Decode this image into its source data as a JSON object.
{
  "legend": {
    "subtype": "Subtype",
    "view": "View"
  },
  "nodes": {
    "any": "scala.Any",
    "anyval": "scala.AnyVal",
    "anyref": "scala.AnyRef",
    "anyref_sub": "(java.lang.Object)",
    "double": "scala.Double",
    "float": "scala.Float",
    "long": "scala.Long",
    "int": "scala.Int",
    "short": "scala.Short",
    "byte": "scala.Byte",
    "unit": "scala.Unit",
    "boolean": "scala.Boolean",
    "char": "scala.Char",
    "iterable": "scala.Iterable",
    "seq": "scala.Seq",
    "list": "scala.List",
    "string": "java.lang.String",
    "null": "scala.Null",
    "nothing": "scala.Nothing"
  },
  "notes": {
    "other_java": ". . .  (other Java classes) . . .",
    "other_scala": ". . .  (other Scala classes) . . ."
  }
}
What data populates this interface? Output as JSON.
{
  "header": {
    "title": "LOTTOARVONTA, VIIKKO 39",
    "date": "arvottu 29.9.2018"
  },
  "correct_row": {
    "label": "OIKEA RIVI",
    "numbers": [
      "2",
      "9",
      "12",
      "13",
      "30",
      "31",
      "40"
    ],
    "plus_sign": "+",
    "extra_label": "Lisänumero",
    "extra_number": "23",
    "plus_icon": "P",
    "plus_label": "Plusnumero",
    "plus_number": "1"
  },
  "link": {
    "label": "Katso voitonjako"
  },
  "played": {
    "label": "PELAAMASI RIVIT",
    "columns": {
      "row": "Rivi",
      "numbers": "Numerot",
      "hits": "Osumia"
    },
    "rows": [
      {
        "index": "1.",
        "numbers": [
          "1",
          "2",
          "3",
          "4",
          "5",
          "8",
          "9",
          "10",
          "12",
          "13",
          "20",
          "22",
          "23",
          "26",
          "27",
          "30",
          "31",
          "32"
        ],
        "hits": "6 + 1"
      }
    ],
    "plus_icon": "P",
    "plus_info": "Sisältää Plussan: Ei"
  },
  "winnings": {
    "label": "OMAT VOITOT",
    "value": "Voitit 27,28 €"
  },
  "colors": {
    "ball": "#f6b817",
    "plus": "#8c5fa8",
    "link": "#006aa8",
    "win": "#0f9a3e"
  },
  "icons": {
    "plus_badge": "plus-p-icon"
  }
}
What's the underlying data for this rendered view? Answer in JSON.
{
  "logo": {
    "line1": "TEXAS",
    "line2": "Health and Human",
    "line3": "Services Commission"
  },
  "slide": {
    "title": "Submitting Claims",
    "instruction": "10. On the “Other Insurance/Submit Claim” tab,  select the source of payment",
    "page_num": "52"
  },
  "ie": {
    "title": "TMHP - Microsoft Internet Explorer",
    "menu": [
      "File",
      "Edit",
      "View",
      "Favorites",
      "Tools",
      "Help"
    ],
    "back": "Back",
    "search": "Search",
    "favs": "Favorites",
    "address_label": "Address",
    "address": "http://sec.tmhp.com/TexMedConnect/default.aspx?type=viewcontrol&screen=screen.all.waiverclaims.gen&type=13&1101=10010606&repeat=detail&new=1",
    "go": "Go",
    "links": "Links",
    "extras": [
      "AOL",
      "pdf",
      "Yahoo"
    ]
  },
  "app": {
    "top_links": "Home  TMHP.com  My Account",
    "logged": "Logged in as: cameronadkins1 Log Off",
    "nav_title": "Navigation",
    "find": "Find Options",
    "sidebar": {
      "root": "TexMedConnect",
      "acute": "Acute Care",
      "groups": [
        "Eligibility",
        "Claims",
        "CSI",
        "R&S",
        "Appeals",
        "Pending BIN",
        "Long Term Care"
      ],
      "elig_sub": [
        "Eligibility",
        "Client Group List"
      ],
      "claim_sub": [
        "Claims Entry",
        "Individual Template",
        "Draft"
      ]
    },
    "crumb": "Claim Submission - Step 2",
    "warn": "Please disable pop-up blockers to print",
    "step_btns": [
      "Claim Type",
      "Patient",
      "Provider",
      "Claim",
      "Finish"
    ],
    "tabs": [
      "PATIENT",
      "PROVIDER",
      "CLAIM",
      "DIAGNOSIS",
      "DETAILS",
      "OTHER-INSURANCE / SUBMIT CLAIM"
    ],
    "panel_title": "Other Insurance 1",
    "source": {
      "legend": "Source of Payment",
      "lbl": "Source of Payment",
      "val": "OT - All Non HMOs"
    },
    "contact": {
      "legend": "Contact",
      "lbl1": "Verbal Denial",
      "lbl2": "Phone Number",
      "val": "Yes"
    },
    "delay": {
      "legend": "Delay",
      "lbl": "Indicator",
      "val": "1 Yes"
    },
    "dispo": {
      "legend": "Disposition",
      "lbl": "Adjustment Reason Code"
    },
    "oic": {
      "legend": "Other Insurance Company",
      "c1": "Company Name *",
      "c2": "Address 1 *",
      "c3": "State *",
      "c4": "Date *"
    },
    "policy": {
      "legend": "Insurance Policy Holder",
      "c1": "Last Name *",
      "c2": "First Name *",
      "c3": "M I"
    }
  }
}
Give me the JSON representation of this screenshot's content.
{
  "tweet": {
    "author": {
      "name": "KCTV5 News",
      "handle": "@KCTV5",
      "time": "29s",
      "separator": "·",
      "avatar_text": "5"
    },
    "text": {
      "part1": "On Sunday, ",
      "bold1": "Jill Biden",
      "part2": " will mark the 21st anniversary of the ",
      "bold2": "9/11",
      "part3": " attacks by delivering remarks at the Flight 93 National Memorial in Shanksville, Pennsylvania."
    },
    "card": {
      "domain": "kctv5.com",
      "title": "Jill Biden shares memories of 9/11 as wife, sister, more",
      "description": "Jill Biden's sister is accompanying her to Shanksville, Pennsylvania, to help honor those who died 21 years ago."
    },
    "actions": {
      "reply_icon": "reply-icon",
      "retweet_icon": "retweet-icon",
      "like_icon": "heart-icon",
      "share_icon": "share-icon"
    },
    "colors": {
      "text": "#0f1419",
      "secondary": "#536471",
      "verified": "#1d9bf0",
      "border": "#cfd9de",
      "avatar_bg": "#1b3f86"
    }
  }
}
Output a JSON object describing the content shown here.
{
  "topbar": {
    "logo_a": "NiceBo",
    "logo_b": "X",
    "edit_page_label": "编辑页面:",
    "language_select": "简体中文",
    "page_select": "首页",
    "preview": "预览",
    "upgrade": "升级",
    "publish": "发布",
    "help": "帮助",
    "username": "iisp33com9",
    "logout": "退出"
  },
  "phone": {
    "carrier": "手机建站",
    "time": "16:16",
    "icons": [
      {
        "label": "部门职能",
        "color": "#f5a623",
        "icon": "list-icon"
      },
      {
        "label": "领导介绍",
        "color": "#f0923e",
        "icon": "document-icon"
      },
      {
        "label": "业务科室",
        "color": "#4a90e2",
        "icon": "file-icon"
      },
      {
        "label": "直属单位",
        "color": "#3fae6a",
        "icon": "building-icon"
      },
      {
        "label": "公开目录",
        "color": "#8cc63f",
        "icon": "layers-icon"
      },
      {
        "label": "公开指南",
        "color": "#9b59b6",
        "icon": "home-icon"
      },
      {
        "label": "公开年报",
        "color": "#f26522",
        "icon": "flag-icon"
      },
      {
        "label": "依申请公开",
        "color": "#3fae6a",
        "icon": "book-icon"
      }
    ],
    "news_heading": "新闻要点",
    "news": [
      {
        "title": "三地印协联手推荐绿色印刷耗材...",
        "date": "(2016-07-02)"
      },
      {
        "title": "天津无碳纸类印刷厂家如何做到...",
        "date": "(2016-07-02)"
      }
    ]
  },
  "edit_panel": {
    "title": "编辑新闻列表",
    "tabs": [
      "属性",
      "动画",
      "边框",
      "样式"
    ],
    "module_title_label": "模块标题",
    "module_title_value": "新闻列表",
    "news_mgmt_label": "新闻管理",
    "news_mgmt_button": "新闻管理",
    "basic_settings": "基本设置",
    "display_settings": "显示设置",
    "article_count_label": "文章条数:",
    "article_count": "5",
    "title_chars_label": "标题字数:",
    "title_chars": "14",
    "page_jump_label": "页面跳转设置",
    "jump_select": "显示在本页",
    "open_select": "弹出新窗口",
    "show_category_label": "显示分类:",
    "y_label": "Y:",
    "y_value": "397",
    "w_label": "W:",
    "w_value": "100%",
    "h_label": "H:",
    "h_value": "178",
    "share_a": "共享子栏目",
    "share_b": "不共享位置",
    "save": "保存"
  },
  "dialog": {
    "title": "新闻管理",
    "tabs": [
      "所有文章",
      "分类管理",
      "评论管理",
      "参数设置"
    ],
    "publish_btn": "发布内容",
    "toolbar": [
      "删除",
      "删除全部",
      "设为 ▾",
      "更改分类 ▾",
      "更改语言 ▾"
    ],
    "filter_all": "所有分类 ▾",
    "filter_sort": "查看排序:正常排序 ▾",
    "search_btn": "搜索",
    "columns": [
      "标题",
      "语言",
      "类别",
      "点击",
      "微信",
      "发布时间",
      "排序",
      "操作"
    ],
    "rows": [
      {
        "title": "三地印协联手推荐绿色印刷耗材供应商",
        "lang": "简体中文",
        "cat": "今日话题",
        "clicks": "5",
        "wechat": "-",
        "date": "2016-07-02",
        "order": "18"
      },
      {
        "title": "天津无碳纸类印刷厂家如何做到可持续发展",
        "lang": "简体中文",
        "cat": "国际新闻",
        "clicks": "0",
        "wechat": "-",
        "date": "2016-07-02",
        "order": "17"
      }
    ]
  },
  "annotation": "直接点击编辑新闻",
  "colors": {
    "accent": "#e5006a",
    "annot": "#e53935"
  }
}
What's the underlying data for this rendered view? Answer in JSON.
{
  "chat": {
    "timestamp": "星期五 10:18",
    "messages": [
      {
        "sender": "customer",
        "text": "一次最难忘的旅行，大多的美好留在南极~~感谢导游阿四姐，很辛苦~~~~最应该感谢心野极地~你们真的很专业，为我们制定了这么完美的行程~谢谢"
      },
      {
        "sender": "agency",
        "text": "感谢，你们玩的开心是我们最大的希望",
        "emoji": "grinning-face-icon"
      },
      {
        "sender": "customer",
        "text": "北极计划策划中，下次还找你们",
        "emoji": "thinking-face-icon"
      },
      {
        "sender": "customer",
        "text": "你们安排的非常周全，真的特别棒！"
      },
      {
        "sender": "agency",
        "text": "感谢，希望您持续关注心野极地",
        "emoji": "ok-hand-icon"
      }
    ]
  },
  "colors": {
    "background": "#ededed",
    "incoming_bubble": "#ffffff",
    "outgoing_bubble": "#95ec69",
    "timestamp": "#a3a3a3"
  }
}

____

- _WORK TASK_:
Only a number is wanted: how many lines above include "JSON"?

- _RESPONSE TO THIS EXERCISE_:
6